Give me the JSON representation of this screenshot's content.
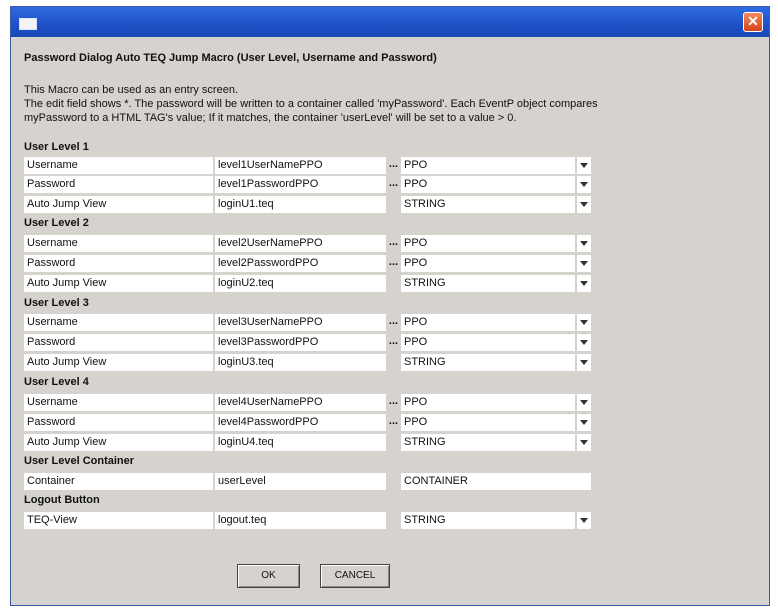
{
  "window": {
    "close_glyph": "✕"
  },
  "dialog_title": "Password Dialog Auto TEQ Jump Macro (User Level, Username and Password)",
  "description": [
    "This Macro can be used as an entry screen.",
    "The edit field shows *. The password will be written to a container called 'myPassword'. Each EventP object compares",
    "myPassword to a HTML TAG's value; If it matches, the container 'userLevel' will be set to a value > 0."
  ],
  "sections": [
    {
      "title": "User Level 1",
      "rows": [
        {
          "label": "Username",
          "value": "level1UserNamePPO",
          "dots": "...",
          "type": "PPO"
        },
        {
          "label": "Password",
          "value": "level1PasswordPPO",
          "dots": "...",
          "type": "PPO"
        },
        {
          "label": "Auto Jump View",
          "value": "loginU1.teq",
          "dots": "",
          "type": "STRING"
        }
      ]
    },
    {
      "title": "User Level 2",
      "rows": [
        {
          "label": "Username",
          "value": "level2UserNamePPO",
          "dots": "...",
          "type": "PPO"
        },
        {
          "label": "Password",
          "value": "level2PasswordPPO",
          "dots": "...",
          "type": "PPO"
        },
        {
          "label": "Auto Jump View",
          "value": "loginU2.teq",
          "dots": "",
          "type": "STRING"
        }
      ]
    },
    {
      "title": "User Level 3",
      "rows": [
        {
          "label": "Username",
          "value": "level3UserNamePPO",
          "dots": "...",
          "type": "PPO"
        },
        {
          "label": "Password",
          "value": "level3PasswordPPO",
          "dots": "...",
          "type": "PPO"
        },
        {
          "label": "Auto Jump View",
          "value": "loginU3.teq",
          "dots": "",
          "type": "STRING"
        }
      ]
    },
    {
      "title": "User Level 4",
      "rows": [
        {
          "label": "Username",
          "value": "level4UserNamePPO",
          "dots": "...",
          "type": "PPO"
        },
        {
          "label": "Password",
          "value": "level4PasswordPPO",
          "dots": "...",
          "type": "PPO"
        },
        {
          "label": "Auto Jump View",
          "value": "loginU4.teq",
          "dots": "",
          "type": "STRING"
        }
      ]
    },
    {
      "title": "User Level Container",
      "rows": [
        {
          "label": "Container",
          "value": "userLevel",
          "dots": "",
          "type": "CONTAINER"
        }
      ]
    },
    {
      "title": "Logout Button",
      "rows": [
        {
          "label": "TEQ-View",
          "value": "logout.teq",
          "dots": "",
          "type": "STRING"
        }
      ]
    }
  ],
  "buttons": {
    "ok": "OK",
    "cancel": "CANCEL"
  }
}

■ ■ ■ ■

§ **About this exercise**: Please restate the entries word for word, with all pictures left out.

§ **Answer space**:
Give me the JSON representation of this screenshot's content.
{
  "window": {
    "close_glyph": "✕"
  },
  "dialog_title": "Password Dialog Auto TEQ Jump Macro (User Level, Username and Password)",
  "description": [
    "This Macro can be used as an entry screen.",
    "The edit field shows *. The password will be written to a container called 'myPassword'. Each EventP object compares",
    "myPassword to a HTML TAG's value; If it matches, the container 'userLevel' will be set to a value > 0."
  ],
  "sections": [
    {
      "title": "User Level 1",
      "rows": [
        {
          "label": "Username",
          "value": "level1UserNamePPO",
          "dots": "...",
          "type": "PPO"
        },
        {
          "label": "Password",
          "value": "level1PasswordPPO",
          "dots": "...",
          "type": "PPO"
        },
        {
          "label": "Auto Jump View",
          "value": "loginU1.teq",
          "dots": "",
          "type": "STRING"
        }
      ]
    },
    {
      "title": "User Level 2",
      "rows": [
        {
          "label": "Username",
          "value": "level2UserNamePPO",
          "dots": "...",
          "type": "PPO"
        },
        {
          "label": "Password",
          "value": "level2PasswordPPO",
          "dots": "...",
          "type": "PPO"
        },
        {
          "label": "Auto Jump View",
          "value": "loginU2.teq",
          "dots": "",
          "type": "STRING"
        }
      ]
    },
    {
      "title": "User Level 3",
      "rows": [
        {
          "label": "Username",
          "value": "level3UserNamePPO",
          "dots": "...",
          "type": "PPO"
        },
        {
          "label": "Password",
          "value": "level3PasswordPPO",
          "dots": "...",
          "type": "PPO"
        },
        {
          "label": "Auto Jump View",
          "value": "loginU3.teq",
          "dots": "",
          "type": "STRING"
        }
      ]
    },
    {
      "title": "User Level 4",
      "rows": [
        {
          "label": "Username",
          "value": "level4UserNamePPO",
          "dots": "...",
          "type": "PPO"
        },
        {
          "label": "Password",
          "value": "level4PasswordPPO",
          "dots": "...",
          "type": "PPO"
        },
        {
          "label": "Auto Jump View",
          "value": "loginU4.teq",
          "dots": "",
          "type": "STRING"
        }
      ]
    },
    {
      "title": "User Level Container",
      "rows": [
        {
          "label": "Container",
          "value": "userLevel",
          "dots": "",
          "type": "CONTAINER"
        }
      ]
    },
    {
      "title": "Logout Button",
      "rows": [
        {
          "label": "TEQ-View",
          "value": "logout.teq",
          "dots": "",
          "type": "STRING"
        }
      ]
    }
  ],
  "buttons": {
    "ok": "OK",
    "cancel": "CANCEL"
  }
}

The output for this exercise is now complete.